By Tiffany L. Rehbein
A touch of class.
Those words are painted across the white cinder blocks in my high school gymnasium. You might have heard of it Richey High School. It is the palace of the Lady Royals.
The Royals were inked into the Montana athletic history books Saturday night. The girls' programs in basketball and volleyball claimed State Class C titles in the same year. No other girls' programs in Class C have ever accomplished that goal.
And they not only captured the crowns. They boasted perfect records in both seasons.
In December, after the Royals defeated Reed Point in the championship game held at the Adams Events Center in Missoula, they were 27-0. The year before, they finished the season 26-1, losing only in the state championship game to Box Elder.
The volleyball team finished the season 40-0.
Sometimes it seems teams get so used to winning, they forget the bitterness of a loss. State berths become expected rather than desired. Wins become just another finish, not something savored.
I had the opportunity to witness a perfect ending, capping off a perfect season. I never realized the sweetness of a moment until I saw my hometown team holding the No. 1 trophy.
It was almost as if a little of my sweat and integrity had finally paid off more than seven years later.
That is the beauty of high school athletics, especially at the Class C level. You cannot separate the wheat from the chaff. Coaches use what they are given each athlete plays a role from the water boy through the bench and onto the court.
State championships in Richey are desired. Maybe that is why perfection is so rare; because it takes a special combination that could be never again matched in history.
There are 24 schools represented in the Class A, 45 teams in Class B, and 85 schools making up 75 teams in the Class C.
The odds of making it through a district tournament, divisional tournament, and to the No. 1 spot at state get slimmer and dimmer the farther a team advances.
To do it in two sports during the same season with virtually the same athletes is phenomenal.
When half the town of Richey attends a state tournament game, 150 people are in attendance. That crowd consists of parents and fans and alumni, alike.
After the Royals won, when they posed with their trophy near center court, the crowd cheered, "Royals, Royals, how do you feel?"
They said they felt good.
The team retorted, "Fans, fans, how do you feel?"
The fans felt good, too.
That state trophy represents more than the players and the coaches. It represents the parents, the fans, the former students and students and athletes to come.
We have all walked those hallways or, in Richey's case, the one hallway that runs through the high school. We have all had most of those teachers. I once wore that royal blue and white uniform, with that certain number on the back. I was once a Royal.
Those fans once cheered for me.
The taste of that utmost victory lingers on more than the hearts of those competitors.
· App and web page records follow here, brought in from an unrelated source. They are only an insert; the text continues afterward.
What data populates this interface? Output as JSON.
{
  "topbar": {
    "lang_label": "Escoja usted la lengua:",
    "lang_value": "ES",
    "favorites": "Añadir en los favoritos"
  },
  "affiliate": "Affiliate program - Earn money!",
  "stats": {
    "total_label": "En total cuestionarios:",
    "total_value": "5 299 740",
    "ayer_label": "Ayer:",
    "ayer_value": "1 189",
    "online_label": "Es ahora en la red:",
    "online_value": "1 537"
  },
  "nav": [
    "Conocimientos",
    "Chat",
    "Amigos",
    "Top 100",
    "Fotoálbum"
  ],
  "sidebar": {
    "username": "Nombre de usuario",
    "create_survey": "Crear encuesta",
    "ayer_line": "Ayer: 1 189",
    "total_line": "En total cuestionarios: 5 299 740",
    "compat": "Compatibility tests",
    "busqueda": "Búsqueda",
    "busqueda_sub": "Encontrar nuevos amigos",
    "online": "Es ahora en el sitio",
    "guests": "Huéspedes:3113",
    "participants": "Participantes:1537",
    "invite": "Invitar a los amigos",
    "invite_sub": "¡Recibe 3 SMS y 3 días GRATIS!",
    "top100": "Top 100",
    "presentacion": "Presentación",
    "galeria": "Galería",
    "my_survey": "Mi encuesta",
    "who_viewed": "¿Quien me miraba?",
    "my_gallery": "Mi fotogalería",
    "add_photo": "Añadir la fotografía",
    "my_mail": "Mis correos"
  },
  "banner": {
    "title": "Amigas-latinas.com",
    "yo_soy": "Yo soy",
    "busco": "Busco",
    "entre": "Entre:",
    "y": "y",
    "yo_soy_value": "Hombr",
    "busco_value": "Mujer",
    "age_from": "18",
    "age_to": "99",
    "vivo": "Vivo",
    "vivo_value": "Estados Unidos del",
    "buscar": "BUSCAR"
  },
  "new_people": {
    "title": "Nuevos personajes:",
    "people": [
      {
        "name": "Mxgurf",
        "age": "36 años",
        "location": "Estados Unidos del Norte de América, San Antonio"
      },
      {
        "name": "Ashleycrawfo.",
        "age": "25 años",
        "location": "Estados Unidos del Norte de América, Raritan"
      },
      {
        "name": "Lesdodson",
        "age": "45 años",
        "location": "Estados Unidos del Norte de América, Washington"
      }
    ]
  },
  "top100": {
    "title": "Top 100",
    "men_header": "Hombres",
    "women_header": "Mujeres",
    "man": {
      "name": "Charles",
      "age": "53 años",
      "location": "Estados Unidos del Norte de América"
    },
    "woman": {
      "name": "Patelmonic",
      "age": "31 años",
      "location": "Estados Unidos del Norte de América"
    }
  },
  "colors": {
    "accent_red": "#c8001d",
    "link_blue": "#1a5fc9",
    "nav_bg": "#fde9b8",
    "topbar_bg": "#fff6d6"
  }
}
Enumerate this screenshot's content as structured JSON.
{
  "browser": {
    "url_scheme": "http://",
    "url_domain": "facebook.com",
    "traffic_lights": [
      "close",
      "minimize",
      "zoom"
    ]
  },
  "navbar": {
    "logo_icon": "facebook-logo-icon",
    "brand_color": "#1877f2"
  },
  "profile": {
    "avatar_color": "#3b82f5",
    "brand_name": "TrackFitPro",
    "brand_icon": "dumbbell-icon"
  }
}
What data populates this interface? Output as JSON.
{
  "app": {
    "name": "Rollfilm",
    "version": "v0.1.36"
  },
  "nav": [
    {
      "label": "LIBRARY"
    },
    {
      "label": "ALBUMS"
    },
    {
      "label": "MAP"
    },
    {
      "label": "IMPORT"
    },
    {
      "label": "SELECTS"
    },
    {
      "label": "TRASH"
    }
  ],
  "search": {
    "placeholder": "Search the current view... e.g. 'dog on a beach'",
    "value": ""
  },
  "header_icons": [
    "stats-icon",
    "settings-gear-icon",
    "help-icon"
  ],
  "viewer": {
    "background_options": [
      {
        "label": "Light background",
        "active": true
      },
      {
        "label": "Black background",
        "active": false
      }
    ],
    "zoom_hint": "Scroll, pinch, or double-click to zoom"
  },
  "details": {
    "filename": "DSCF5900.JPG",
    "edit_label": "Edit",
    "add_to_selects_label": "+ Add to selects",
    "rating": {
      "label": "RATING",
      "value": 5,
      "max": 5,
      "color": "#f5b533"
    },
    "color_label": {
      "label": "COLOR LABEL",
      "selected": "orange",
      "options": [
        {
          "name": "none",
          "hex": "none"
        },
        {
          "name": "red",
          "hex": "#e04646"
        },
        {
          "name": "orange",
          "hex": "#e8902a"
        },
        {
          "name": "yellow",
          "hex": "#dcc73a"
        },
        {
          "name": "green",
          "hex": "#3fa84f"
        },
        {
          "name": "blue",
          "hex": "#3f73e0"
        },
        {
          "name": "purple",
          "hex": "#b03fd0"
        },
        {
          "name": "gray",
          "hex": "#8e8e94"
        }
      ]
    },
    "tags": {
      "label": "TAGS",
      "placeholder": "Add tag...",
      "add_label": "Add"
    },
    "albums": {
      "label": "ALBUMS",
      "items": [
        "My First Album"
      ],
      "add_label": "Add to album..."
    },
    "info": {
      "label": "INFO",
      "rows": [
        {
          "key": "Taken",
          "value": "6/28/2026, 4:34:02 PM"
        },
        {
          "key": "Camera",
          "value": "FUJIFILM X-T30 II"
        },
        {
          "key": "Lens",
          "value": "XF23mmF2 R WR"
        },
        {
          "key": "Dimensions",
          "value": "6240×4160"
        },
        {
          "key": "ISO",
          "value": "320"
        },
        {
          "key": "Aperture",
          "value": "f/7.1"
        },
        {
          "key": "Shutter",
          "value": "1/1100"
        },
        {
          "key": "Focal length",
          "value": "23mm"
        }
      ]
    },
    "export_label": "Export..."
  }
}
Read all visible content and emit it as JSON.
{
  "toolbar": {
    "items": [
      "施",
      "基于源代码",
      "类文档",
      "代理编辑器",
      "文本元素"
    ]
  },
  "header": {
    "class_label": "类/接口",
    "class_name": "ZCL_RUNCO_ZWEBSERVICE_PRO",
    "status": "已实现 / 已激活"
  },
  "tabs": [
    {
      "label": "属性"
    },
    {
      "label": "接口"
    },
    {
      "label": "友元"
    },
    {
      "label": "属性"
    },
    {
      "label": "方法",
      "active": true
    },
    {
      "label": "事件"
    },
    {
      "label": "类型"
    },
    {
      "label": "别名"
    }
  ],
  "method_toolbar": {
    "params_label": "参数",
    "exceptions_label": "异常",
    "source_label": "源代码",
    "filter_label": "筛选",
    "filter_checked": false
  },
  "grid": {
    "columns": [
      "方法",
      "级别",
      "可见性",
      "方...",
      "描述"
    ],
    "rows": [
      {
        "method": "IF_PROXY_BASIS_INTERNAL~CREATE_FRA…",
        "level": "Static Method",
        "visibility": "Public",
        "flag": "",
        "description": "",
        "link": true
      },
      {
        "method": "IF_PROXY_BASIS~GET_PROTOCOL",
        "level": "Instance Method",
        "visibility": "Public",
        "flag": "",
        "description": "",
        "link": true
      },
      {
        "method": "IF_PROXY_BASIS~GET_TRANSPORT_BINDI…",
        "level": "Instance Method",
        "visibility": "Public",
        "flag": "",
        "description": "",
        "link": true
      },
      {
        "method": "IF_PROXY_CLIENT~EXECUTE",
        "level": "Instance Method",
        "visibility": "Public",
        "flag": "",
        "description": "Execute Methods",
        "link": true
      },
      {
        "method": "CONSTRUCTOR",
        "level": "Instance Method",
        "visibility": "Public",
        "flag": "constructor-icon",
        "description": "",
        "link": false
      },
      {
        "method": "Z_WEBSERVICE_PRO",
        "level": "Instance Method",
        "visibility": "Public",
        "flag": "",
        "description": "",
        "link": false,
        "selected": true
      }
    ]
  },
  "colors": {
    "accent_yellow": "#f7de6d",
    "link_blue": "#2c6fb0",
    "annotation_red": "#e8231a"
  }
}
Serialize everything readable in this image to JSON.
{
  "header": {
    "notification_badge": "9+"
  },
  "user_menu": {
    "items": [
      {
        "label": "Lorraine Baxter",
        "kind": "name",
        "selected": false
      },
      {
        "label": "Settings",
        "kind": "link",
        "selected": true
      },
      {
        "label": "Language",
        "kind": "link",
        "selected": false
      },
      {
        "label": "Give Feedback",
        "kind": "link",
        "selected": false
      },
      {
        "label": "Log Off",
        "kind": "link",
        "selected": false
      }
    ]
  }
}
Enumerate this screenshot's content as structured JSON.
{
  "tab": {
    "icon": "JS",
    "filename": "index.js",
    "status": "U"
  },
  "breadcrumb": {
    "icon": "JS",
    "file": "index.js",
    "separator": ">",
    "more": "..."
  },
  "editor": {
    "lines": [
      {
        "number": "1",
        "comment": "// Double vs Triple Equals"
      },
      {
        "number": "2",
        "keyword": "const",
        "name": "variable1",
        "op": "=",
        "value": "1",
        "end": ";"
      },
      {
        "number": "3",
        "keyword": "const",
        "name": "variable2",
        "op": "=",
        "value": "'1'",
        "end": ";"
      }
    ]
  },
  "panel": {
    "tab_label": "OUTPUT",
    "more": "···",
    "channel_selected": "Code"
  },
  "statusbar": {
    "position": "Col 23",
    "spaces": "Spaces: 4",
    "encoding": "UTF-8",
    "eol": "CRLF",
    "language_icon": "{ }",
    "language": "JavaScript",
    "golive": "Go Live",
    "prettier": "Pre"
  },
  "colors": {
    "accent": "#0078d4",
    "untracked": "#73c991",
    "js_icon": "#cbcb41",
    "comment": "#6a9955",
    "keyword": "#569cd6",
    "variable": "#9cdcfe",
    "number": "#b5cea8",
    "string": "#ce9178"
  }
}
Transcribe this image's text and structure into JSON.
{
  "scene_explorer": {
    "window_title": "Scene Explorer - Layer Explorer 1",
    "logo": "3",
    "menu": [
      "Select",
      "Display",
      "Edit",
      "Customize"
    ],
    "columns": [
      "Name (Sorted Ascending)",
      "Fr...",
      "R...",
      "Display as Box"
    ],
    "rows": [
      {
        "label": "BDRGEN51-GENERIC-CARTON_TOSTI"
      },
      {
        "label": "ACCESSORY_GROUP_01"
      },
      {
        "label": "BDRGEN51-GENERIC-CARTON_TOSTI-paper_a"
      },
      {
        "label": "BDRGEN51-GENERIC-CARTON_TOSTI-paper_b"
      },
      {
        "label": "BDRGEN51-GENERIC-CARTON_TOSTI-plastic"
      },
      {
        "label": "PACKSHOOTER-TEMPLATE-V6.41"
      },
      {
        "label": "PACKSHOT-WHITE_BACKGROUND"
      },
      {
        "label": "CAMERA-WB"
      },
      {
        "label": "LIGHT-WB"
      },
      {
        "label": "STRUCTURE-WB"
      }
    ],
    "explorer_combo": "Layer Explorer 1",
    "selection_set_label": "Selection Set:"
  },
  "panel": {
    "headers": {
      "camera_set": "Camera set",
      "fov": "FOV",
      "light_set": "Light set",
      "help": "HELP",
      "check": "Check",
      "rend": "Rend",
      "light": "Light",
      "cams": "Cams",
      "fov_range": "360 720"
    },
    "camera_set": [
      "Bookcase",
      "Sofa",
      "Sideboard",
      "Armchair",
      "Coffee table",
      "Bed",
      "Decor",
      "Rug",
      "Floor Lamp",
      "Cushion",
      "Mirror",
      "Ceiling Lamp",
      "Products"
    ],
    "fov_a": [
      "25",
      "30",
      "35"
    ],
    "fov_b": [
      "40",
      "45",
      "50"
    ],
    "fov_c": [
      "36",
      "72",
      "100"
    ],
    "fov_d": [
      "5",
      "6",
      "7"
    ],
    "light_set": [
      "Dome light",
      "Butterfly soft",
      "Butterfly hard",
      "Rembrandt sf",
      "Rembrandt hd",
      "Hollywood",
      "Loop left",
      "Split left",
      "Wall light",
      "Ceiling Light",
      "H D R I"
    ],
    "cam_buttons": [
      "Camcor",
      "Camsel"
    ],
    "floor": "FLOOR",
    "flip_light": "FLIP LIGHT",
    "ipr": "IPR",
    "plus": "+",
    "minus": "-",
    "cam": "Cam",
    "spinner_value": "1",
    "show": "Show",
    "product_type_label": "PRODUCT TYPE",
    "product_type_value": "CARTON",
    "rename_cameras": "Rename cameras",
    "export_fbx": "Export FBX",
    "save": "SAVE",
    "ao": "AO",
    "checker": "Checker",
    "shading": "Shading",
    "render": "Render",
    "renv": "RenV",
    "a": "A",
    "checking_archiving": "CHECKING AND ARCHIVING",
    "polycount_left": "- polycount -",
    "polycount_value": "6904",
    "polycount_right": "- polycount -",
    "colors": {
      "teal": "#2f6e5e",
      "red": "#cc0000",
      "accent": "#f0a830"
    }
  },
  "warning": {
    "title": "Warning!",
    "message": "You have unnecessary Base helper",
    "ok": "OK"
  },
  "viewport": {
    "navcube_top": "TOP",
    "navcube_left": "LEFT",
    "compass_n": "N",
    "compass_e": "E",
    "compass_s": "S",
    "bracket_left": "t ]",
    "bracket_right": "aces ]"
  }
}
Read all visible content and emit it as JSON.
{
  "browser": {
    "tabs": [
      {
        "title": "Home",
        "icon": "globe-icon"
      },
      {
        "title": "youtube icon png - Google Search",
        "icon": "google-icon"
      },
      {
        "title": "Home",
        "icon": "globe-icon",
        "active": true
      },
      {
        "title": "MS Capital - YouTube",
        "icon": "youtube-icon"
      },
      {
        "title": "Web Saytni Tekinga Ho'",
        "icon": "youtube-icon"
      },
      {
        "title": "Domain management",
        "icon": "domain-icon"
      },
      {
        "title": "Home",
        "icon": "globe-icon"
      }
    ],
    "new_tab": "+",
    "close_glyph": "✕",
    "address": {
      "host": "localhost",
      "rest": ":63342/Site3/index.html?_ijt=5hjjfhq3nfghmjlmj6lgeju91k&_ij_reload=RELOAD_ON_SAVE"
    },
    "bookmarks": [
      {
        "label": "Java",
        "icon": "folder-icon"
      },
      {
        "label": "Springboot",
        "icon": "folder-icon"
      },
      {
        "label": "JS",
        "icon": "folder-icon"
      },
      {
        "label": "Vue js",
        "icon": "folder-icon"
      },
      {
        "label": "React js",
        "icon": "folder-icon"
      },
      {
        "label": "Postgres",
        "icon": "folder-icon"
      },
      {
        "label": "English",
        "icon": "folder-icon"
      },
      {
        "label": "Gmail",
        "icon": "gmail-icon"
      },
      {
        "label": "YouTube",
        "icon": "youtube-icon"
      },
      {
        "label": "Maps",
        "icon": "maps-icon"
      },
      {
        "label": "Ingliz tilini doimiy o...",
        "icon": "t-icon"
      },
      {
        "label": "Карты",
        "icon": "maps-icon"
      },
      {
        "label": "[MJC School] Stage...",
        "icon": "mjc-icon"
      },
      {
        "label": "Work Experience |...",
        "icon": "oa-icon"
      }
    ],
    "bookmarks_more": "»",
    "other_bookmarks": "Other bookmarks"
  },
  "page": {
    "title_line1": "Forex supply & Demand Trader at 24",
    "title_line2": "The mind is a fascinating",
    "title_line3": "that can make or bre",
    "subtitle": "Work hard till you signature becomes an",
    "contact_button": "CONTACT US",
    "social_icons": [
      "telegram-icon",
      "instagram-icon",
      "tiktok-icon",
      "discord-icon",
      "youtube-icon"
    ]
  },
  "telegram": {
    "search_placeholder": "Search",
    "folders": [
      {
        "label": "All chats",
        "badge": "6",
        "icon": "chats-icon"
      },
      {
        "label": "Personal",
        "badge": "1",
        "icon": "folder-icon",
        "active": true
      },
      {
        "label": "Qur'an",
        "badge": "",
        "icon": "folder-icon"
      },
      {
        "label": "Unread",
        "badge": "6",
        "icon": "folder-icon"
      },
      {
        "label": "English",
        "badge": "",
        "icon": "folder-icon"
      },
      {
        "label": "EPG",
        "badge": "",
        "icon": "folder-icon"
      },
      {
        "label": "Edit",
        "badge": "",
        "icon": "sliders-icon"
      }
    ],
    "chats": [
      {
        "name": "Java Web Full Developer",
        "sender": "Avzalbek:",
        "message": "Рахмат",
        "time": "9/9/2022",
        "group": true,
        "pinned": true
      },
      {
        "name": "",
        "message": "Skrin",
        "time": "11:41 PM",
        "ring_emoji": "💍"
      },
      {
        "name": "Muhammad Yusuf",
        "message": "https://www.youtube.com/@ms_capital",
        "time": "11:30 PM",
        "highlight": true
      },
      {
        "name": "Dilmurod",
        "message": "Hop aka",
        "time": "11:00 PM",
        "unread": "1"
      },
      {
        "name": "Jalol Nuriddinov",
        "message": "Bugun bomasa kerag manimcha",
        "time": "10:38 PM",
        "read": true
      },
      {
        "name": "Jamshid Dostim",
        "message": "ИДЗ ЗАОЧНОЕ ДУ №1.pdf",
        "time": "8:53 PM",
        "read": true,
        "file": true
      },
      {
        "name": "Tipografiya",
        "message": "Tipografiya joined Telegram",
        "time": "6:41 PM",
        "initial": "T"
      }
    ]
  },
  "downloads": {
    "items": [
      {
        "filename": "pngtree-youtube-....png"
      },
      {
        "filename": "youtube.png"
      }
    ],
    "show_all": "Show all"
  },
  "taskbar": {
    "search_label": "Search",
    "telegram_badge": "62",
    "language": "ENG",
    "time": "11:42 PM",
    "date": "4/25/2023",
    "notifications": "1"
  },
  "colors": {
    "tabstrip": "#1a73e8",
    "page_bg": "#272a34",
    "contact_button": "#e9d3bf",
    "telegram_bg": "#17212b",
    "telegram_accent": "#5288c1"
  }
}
And it is more than the names emblazoned on the trophy.
I never could have imagined a state championship would encompass so much more than putting together good enough games and matches to beat the next opponent.
It encompasses a body of losses from years before to hone a program into perfection.
Perfection rarely comes in any form. At a Class C school, the wheat cannot be separated, but maybe that lends that slight touch of class that pushes the winners over the top.